ACTION ITEM: Find the word "NBCU" in the records and copy every line where it occurs.
[Opening DATA EXTRACT section]
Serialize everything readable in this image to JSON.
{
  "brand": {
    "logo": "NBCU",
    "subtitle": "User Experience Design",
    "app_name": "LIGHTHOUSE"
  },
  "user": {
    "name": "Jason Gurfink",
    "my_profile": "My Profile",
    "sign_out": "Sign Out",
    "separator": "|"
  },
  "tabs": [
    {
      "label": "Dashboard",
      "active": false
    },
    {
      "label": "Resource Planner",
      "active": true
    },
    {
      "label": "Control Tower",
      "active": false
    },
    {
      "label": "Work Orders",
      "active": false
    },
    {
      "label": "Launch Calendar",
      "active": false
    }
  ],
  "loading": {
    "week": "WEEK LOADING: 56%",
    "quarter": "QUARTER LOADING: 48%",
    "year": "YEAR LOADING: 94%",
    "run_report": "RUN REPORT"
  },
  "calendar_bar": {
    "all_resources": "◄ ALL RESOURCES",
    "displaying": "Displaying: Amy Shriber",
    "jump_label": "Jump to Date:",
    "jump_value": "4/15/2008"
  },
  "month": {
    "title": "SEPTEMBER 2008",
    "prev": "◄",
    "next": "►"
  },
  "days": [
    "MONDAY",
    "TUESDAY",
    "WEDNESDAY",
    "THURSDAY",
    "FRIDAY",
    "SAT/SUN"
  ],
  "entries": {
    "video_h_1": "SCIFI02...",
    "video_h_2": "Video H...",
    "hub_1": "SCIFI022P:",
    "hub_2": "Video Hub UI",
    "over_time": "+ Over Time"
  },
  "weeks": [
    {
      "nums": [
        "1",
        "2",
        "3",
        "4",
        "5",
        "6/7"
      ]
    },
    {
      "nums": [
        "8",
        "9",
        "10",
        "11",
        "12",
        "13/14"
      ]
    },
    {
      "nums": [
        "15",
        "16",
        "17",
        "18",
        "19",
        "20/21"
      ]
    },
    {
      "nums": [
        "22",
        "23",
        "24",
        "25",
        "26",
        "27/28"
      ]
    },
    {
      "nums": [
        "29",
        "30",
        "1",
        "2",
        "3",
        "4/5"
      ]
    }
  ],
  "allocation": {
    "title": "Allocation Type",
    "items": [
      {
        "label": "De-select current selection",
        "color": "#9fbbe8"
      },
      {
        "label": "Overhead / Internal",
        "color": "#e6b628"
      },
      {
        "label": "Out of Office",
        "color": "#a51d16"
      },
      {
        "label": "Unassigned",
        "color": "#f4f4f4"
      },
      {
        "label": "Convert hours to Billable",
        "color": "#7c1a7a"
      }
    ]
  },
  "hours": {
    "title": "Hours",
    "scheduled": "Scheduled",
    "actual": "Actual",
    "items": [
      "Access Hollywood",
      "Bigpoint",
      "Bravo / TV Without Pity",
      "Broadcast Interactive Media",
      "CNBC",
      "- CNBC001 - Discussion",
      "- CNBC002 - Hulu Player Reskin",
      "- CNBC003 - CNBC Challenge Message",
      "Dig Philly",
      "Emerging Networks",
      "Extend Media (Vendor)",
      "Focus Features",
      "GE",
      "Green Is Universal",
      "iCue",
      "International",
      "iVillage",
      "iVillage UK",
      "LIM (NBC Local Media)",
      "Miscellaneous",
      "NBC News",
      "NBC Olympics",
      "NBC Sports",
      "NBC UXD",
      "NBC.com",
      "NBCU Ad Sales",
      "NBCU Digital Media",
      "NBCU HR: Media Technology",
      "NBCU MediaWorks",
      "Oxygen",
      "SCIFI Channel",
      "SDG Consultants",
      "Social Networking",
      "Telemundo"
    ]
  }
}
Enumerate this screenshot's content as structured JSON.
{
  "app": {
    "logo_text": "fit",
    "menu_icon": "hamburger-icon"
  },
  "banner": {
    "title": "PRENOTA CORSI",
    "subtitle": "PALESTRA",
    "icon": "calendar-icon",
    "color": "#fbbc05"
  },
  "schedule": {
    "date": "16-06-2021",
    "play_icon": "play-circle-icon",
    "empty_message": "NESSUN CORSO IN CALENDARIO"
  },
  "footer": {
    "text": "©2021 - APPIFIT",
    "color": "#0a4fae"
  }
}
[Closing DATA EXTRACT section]
RESPONSE AREA:
    "logo": "NBCU",
      "NBCU Ad Sales",
      "NBCU Digital Media",
      "NBCU HR: Media Technology",
      "NBCU MediaWorks",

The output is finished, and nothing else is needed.